My company is a proud supporter of the international student team that’s planning to build and fly a small spacecraft to Mars. On board would be a two-inch-diameter titanium “time capsule of humanity” containing perhaps millions of digital photos, videos, audio files, and text messages from people all over the world — including you.
Your digital creations would be stored on new “quartz” media that, by some estimates, will survive on the surface of Mars for up to 300 million years.
This would be the world’s first interplanetary space mission led by a non-government team. Other key mission supporters include MIT and Explore Mars, Inc. Details of the mission can be viewed at this link.
While the students are working on the essential science, they are also looking for creative names for both the spacecraft and the Mars “time capsule” lander. The goal is to unleash the world’s creativity in every aspect of the program.

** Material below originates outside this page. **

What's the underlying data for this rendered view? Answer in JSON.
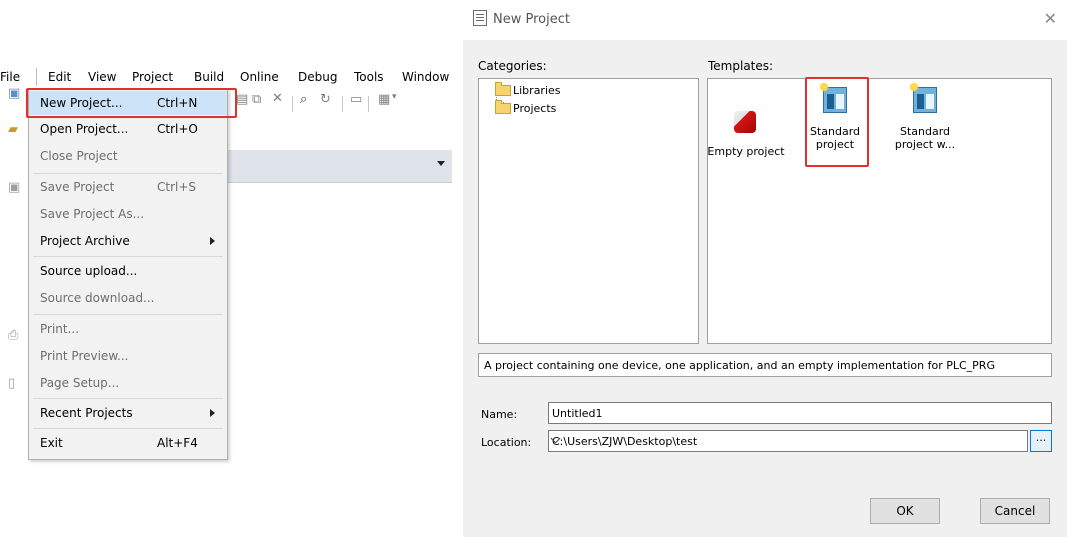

The individuals who submit the chosen names will get special digital allocations in the time capsule’s quartz memory, as well as other unique tributes. To submit your name ideas, visit www.TimeCapuleToMars.com.
The non-partisan Kaiser Family Foundation has prepared a superb summary of the Affordable Care Act. No hype. No political spin. No mis-information.
Read about: The individual mandate. Employer requirements. Prevention and wellness programs. How public programs are expanded. Premiums. Cost-sharing subsidies. Related tax changes. Health insurance exchanges. Impacts on private insurance. State role. Cost containment. Improving quality and health care system performance. Nutritional information required to be disclosed by restaurant chains. Long-term care. Coverage and financing.
Here’s the link to the KFF summary of health care reform as provided by the Affordable Care Act: http://www.kff.org/healthreform/upload/8061.pdf
F.Y.I., regarding “coverage and financing,” the KFF summary reports:
The Congressional Budget Office (CBO) estimates the new health reform law will provide coverage to an additional 32 million when fully implemented in 2019 through a combination of the newly created Exchanges and the Medicaid expansion.
CBO estimates the cost of the coverage components of the new law to be $938 billion over ten years. These costs are financed through a combination of savings from Medicare and Medicaid and new taxes and fees, including an excise tax on high-cost insurance, which CBO estimates will raise $32 billion over ten years. CBO also estimates that the health reform law will reduce the deficit by $124 billion over ten years.